**What this task involves:** Whenever a line in the material below contains "Shop", copy that line.

**Information provided:**

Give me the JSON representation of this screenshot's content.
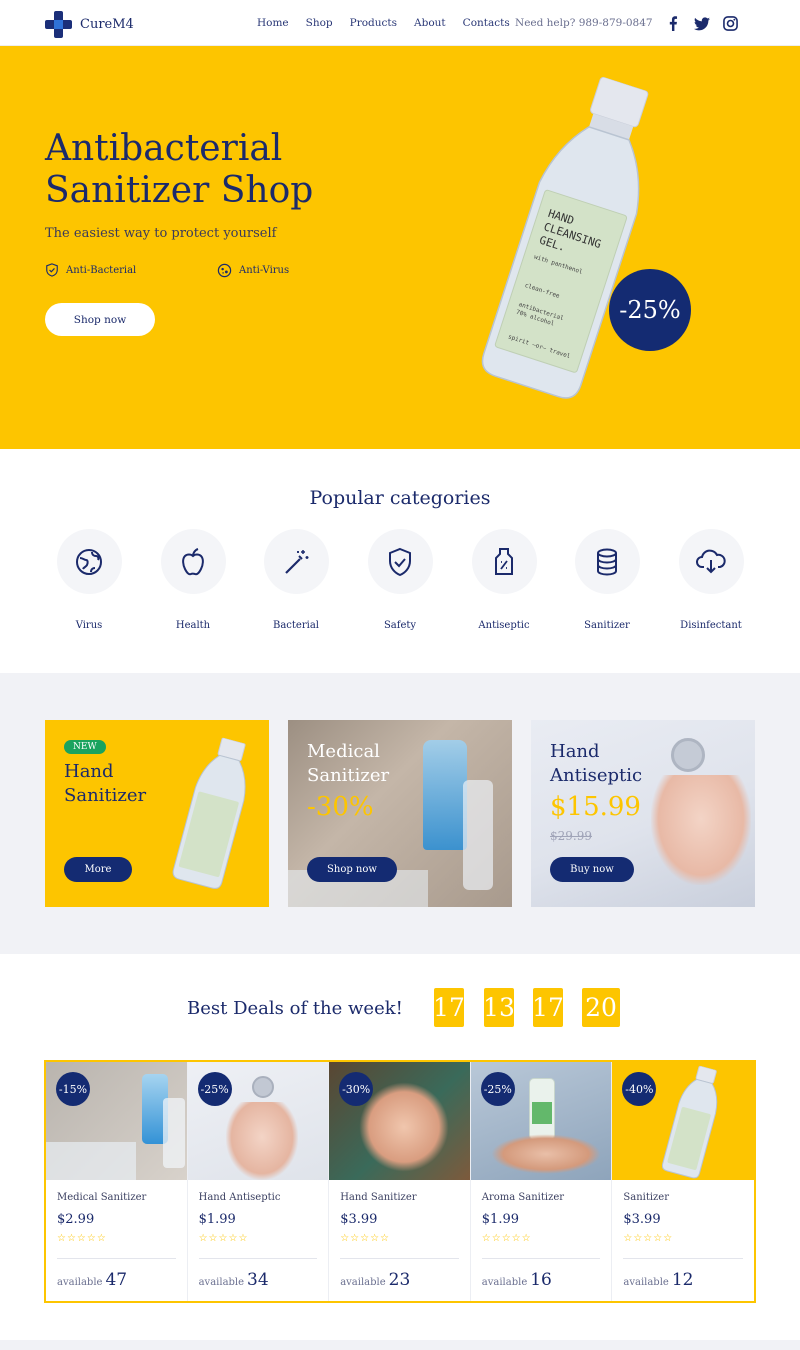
{
  "brand": {
    "name": "CureM4"
  },
  "nav": [
    "Home",
    "Shop",
    "Products",
    "About",
    "Contacts"
  ],
  "help": "Need help? 989-879-0847",
  "socials": [
    "facebook-icon",
    "twitter-icon",
    "instagram-icon"
  ],
  "hero": {
    "title_line1": "Antibacterial",
    "title_line2": "Sanitizer Shop",
    "subtitle": "The easiest way to protect yourself",
    "feature1": "Anti-Bacterial",
    "feature2": "Anti-Virus",
    "button": "Shop now",
    "badge": "-25%",
    "bottle_label": [
      "HAND",
      "CLEANSING",
      "GEL.",
      "with panthenol",
      "clean-free",
      "antibacterial",
      "70% alcohol",
      "spirit —or— travel"
    ]
  },
  "categories": {
    "title": "Popular categories",
    "items": [
      {
        "label": "Virus",
        "icon": "virus-icon"
      },
      {
        "label": "Health",
        "icon": "apple-icon"
      },
      {
        "label": "Bacterial",
        "icon": "magic-wand-icon"
      },
      {
        "label": "Safety",
        "icon": "shield-check-icon"
      },
      {
        "label": "Antiseptic",
        "icon": "bottle-icon"
      },
      {
        "label": "Sanitizer",
        "icon": "database-icon"
      },
      {
        "label": "Disinfectant",
        "icon": "cloud-download-icon"
      }
    ]
  },
  "promos": [
    {
      "badge": "NEW",
      "title_line1": "Hand",
      "title_line2": "Sanitizer",
      "button": "More"
    },
    {
      "title_line1": "Medical",
      "title_line2": "Sanitizer",
      "price": "-30%",
      "button": "Shop now"
    },
    {
      "title_line1": "Hand",
      "title_line2": "Antiseptic",
      "price": "$15.99",
      "old_price": "$29.99",
      "button": "Buy now"
    }
  ],
  "deals": {
    "title": "Best Deals of the week!",
    "timer": [
      "17",
      "13",
      "17",
      "20"
    ]
  },
  "products": [
    {
      "badge": "-15%",
      "name": "Medical Sanitizer",
      "price": "$2.99",
      "stars": "☆☆☆☆☆",
      "available_label": "available",
      "count": "47"
    },
    {
      "badge": "-25%",
      "name": "Hand Antiseptic",
      "price": "$1.99",
      "stars": "☆☆☆☆☆",
      "available_label": "available",
      "count": "34"
    },
    {
      "badge": "-30%",
      "name": "Hand Sanitizer",
      "price": "$3.99",
      "stars": "☆☆☆☆☆",
      "available_label": "available",
      "count": "23"
    },
    {
      "badge": "-25%",
      "name": "Aroma Sanitizer",
      "price": "$1.99",
      "stars": "☆☆☆☆☆",
      "available_label": "available",
      "count": "16"
    },
    {
      "badge": "-40%",
      "name": "Sanitizer",
      "price": "$3.99",
      "stars": "☆☆☆☆☆",
      "available_label": "available",
      "count": "12"
    }
  ],
  "colors": {
    "accent": "#fdc500",
    "navy": "#142b72",
    "green": "#1aa35f",
    "band": "#f1f2f6"
  }
}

**Reply to the task:**
    "Shop",
    "title_line2": "Sanitizer Shop",
    "button": "Shop now",
      "button": "Shop now"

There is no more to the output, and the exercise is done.